Every great idea starts life as a concept, normally accompanied by some pretty sketchy renders. Yes, around 99% of them probably never come to fruition, but they are 100% fascinating nonetheless.
One such dreamer looking for the magic 1% winner is Canadian engineer Charles Bombardier. His family has previously struck concept gold – grandfather Joseph-Armand invented the snowmobile, don’t you know.
But let’s get back to Charles. Recently he put forward his plans for an aircraft called the Skreemr. Admittedly, this sounds more like a rollercoaster than coast to coaster, but it claims to be able to carry 75 passengers at speeds up to Mach 10.
Bombardier (and decent concept rendering creator Ray Mattison) foresee the Skreemr as a jet launched from a magnetic railgun at speeds close to Mach 4. The Skreemr would then use liquid oxygen or kerosene rockets to increase its altitude and speed until it was going fast enough to utilise a scramjet engine. The scramjet would compress incoming air for engine combustion, burning hydrogen and oxygen to accelerate to Mach 10 (7,673 mph).
Bombardier admits huge technological barriers – not least in finding an affordable material that could withstand the extreme heat of acceleration.
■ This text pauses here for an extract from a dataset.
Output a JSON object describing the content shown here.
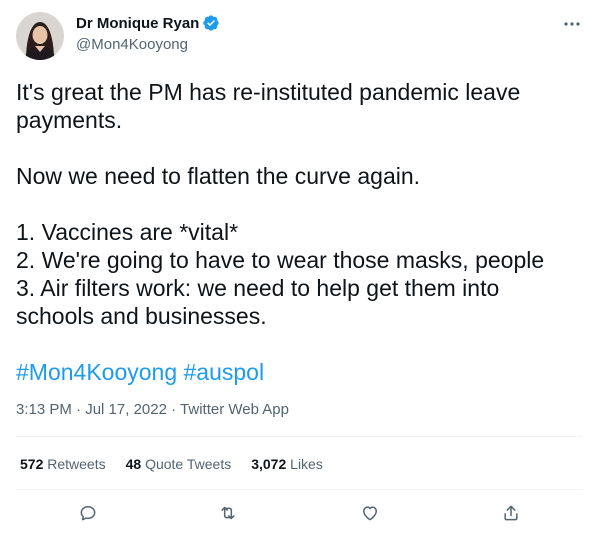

And that’s before we start on the magnetic railgun….
However, Bombardier was further inspired when he was contacted by another designer who had seen his Skreemr plans. Joseph Hazeltine of Wyle Inc proposed using a novel aerodynamic phenomenon called long penetration mode (LPM). A nozzle in the nose would lower the surface temperature and reduce the shockwave and noise related to breaking the sound barrier.
Unlike the Skreemr, the Antipode aircraft (the basic blue and silver renders seen here) would take off directly from any airfield by using reusable rocket boosters. These rockets would attach to the wings of the Antipode and provide enough thrust to climb to 40,000ft, and reach Mach 5.
The boosters would then separate and fly back to the airfield. At Mach 5, the supersonic combustion ramjet engine would kick in and take the aircraft to Mach 24 at 40,000 feet. Such speeds would make New York to London possible in just 11 minutes. That’s 11 minutes. And 16,000mph.
When you consider other research and production pushing the supersonic dream, perhaps it’s time to take some of these futuristic concepts more seriously.